*** The data ***
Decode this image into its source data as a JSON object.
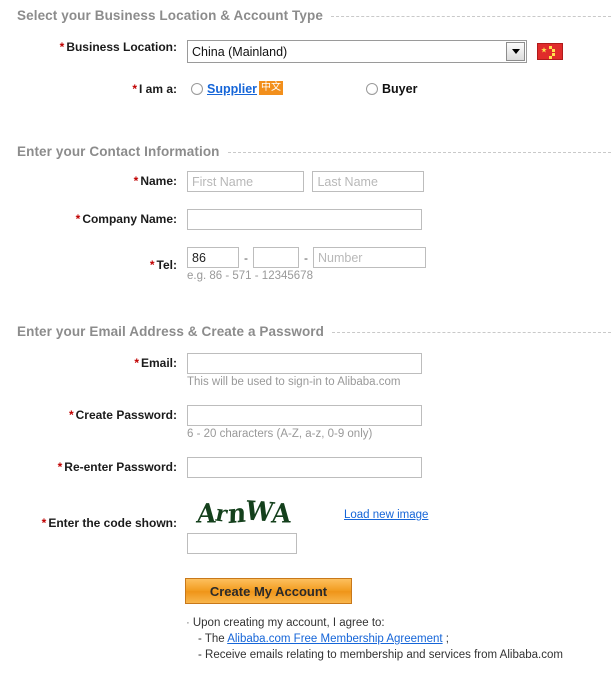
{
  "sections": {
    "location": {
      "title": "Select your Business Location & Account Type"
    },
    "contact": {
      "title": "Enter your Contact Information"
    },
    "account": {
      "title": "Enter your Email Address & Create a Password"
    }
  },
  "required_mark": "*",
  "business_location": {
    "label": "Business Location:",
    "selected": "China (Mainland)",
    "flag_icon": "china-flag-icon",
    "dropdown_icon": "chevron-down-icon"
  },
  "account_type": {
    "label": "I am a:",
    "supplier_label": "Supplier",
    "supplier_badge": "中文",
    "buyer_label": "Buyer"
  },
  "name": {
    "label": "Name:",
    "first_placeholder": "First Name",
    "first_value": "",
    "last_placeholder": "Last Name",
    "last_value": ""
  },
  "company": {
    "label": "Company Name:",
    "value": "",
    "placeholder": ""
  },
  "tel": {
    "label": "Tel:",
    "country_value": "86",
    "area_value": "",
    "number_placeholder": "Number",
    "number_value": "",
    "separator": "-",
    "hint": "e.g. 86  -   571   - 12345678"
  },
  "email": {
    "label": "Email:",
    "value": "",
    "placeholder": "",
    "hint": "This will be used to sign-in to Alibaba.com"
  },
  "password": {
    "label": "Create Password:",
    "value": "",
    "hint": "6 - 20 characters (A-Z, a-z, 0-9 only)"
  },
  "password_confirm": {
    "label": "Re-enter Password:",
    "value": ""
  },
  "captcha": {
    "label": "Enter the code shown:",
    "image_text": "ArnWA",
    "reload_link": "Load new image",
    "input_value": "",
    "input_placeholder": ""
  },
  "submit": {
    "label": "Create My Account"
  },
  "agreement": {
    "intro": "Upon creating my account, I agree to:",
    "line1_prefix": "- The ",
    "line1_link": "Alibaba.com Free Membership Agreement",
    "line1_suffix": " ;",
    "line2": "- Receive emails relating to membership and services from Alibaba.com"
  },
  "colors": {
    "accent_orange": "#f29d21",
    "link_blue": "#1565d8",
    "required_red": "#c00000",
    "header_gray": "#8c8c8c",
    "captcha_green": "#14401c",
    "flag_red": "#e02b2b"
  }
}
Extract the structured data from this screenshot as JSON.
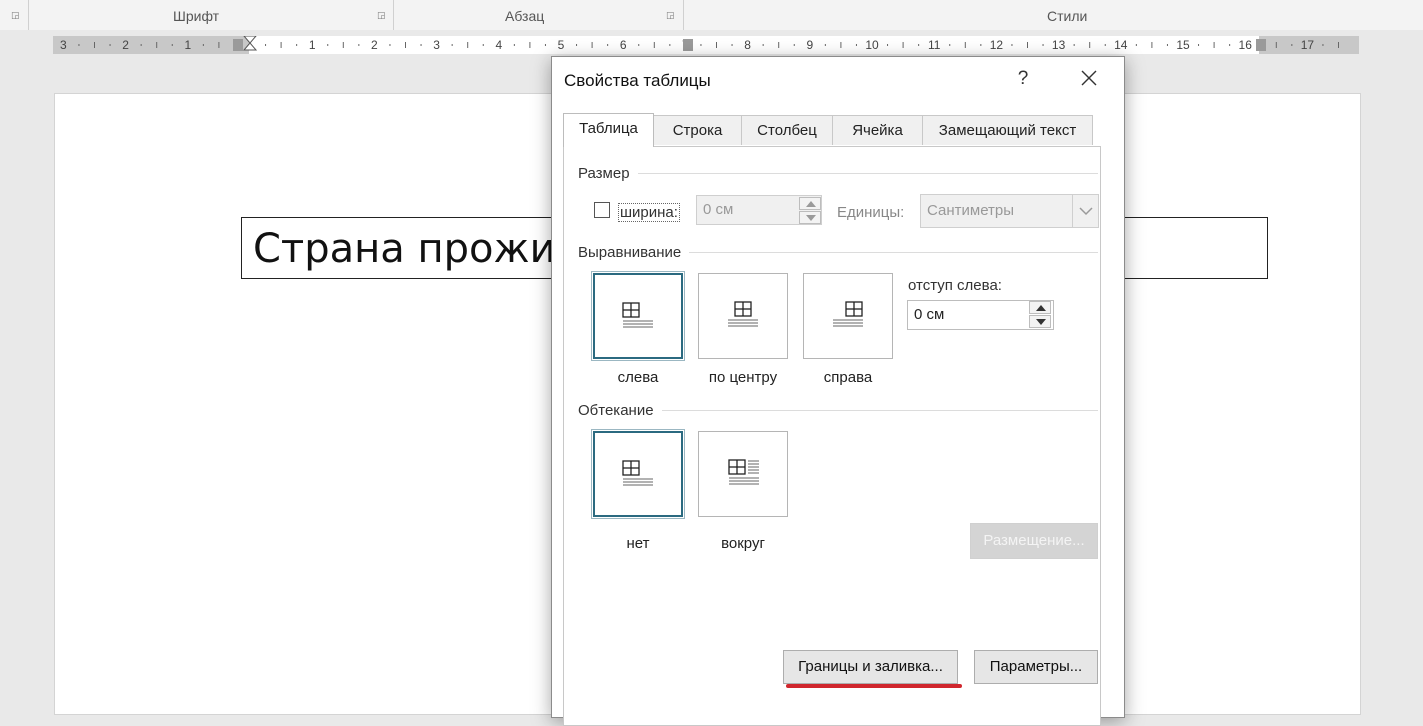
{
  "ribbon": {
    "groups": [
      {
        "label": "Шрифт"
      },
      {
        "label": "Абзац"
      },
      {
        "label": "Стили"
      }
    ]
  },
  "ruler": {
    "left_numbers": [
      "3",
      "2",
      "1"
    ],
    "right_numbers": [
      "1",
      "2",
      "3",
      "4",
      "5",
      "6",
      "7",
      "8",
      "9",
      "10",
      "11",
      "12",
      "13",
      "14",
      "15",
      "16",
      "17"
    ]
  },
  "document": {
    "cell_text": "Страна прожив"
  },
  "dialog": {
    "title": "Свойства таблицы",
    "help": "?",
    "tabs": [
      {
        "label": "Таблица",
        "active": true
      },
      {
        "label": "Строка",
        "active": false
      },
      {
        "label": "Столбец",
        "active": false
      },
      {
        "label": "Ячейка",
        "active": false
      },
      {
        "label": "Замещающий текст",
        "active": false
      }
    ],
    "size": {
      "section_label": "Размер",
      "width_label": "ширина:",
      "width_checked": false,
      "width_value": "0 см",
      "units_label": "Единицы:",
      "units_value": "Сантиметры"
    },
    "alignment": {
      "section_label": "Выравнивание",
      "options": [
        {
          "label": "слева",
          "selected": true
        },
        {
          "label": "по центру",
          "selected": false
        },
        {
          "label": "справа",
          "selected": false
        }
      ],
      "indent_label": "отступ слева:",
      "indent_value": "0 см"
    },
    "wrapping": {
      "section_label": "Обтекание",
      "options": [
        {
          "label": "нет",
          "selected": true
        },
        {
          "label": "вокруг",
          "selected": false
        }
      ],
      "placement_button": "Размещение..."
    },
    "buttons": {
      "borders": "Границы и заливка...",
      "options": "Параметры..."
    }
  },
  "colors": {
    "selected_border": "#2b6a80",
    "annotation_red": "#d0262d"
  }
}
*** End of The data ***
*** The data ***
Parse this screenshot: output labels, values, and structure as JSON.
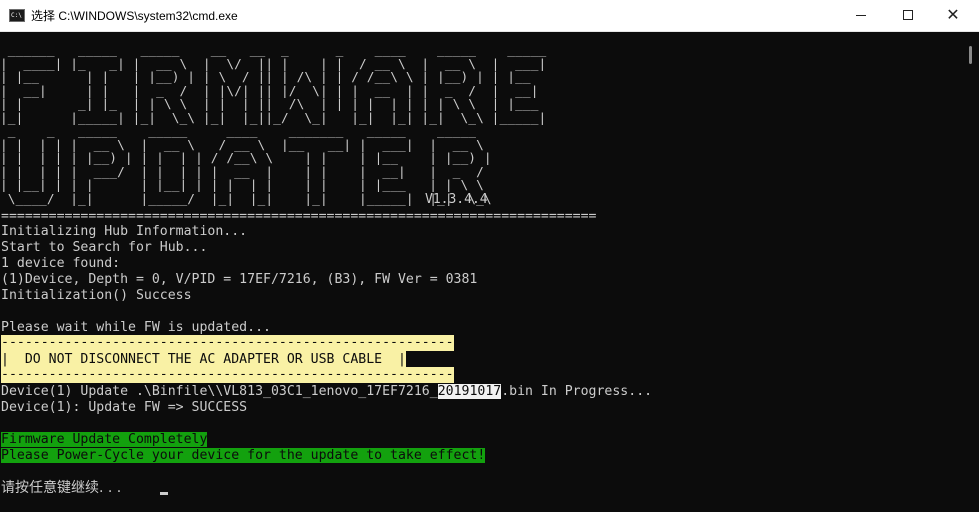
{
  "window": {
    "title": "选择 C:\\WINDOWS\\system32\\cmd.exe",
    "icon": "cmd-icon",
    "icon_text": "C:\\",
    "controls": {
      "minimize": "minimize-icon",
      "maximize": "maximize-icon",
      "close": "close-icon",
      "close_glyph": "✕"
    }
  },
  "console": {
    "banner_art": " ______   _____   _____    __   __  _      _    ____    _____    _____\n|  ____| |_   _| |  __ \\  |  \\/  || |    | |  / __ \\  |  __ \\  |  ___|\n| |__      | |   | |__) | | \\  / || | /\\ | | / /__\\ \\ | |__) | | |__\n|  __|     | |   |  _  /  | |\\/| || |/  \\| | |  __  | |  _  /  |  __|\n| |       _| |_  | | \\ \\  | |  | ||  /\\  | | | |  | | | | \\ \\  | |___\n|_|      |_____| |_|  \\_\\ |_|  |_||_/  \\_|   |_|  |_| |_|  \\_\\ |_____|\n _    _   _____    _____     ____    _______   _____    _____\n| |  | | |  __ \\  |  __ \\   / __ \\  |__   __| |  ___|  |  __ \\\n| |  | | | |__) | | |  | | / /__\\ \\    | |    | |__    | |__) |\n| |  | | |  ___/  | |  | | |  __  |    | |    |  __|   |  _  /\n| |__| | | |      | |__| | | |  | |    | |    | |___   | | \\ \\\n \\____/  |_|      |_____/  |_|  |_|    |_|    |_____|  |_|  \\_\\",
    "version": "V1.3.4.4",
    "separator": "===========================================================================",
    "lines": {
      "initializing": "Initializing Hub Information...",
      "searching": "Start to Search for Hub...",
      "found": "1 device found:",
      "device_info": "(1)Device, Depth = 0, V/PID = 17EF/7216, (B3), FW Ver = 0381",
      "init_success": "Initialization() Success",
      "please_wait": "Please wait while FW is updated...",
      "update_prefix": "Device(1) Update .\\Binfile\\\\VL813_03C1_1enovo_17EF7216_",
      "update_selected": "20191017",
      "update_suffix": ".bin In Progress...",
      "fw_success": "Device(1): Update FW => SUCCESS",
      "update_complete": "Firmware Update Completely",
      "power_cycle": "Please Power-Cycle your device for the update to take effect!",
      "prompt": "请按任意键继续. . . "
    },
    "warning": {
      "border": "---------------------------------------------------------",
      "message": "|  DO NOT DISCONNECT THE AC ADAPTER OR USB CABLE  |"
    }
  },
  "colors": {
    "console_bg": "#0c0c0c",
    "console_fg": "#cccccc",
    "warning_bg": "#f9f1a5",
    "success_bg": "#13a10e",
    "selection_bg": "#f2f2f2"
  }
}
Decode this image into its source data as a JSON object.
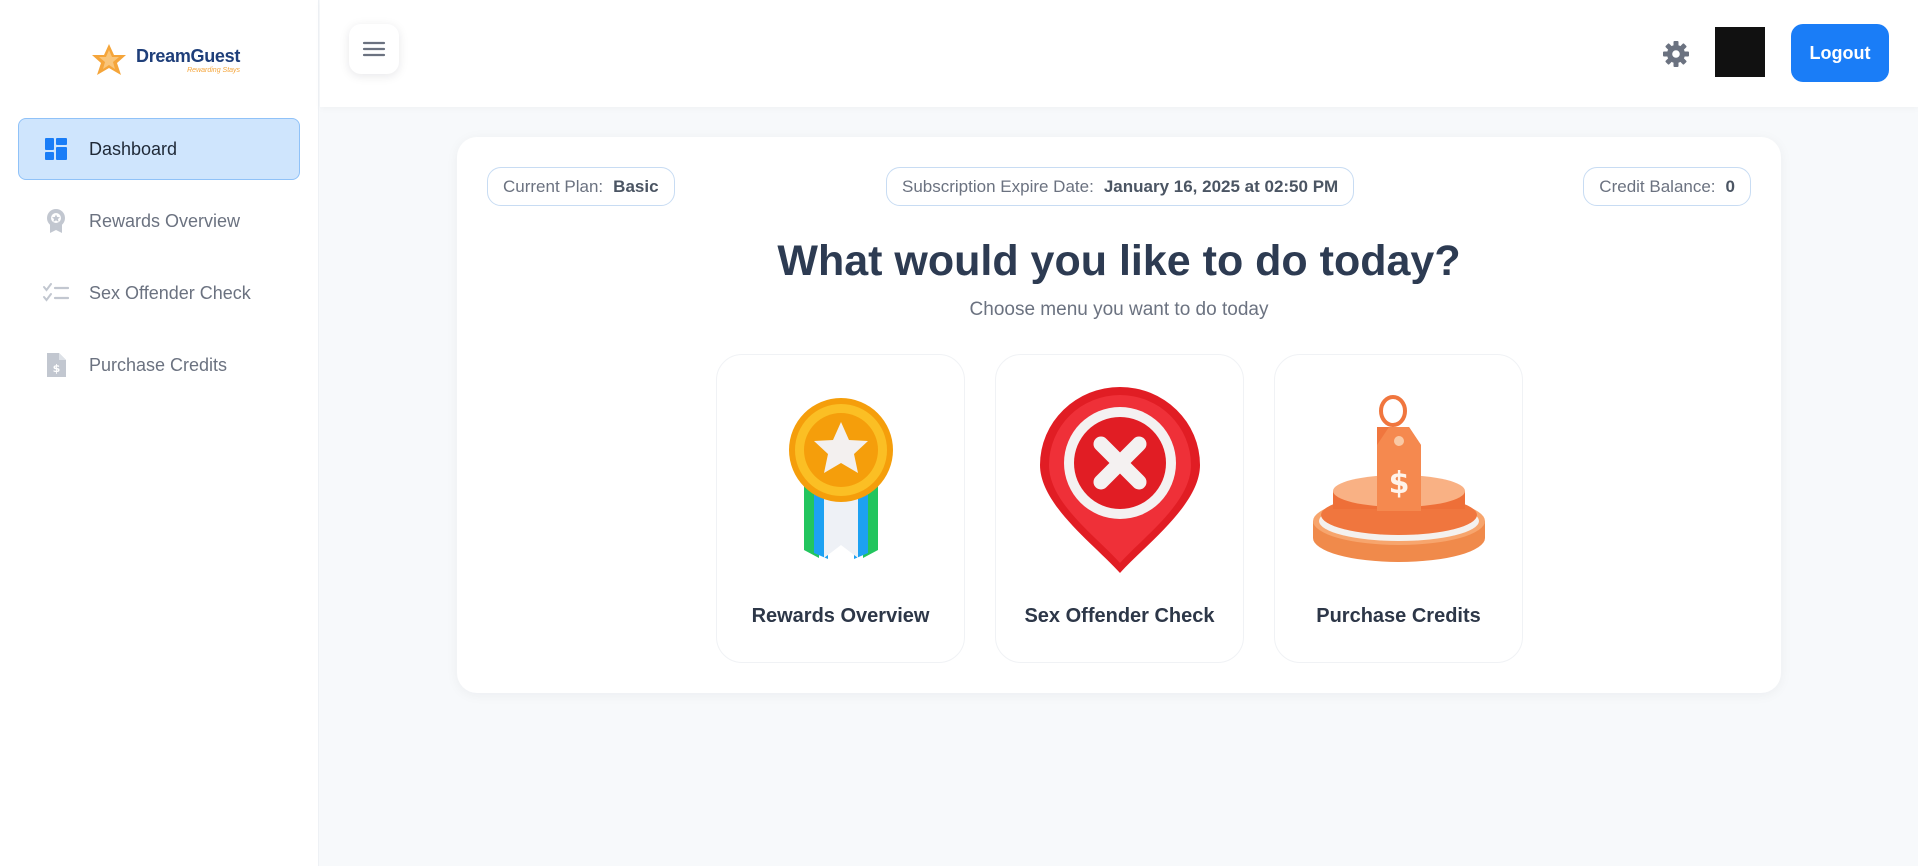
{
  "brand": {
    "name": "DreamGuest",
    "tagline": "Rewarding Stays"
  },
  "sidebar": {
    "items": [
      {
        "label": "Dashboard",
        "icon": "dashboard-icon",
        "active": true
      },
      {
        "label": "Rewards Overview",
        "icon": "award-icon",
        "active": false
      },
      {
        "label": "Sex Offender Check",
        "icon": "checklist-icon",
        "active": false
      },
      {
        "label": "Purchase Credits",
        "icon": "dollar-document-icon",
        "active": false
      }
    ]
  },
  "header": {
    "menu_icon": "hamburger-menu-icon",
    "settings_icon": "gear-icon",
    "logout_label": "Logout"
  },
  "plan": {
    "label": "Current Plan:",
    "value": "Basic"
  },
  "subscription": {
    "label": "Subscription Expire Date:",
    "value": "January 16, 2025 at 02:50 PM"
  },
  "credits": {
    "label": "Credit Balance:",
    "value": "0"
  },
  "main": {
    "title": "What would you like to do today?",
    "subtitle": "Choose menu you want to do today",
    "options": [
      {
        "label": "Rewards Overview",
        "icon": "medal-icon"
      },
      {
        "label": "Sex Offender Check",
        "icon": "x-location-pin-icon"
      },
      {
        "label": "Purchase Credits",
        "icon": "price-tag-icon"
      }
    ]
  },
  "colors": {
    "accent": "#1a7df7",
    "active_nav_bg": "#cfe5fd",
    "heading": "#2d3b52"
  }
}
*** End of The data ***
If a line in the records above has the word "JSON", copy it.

### Answer section
Decode this image into its source data as a JSON object.
Extract the structured data from this screenshot as JSON.
Parse this screenshot: output labels, values, and structure as JSON.
Decode this image into its source data as a JSON object.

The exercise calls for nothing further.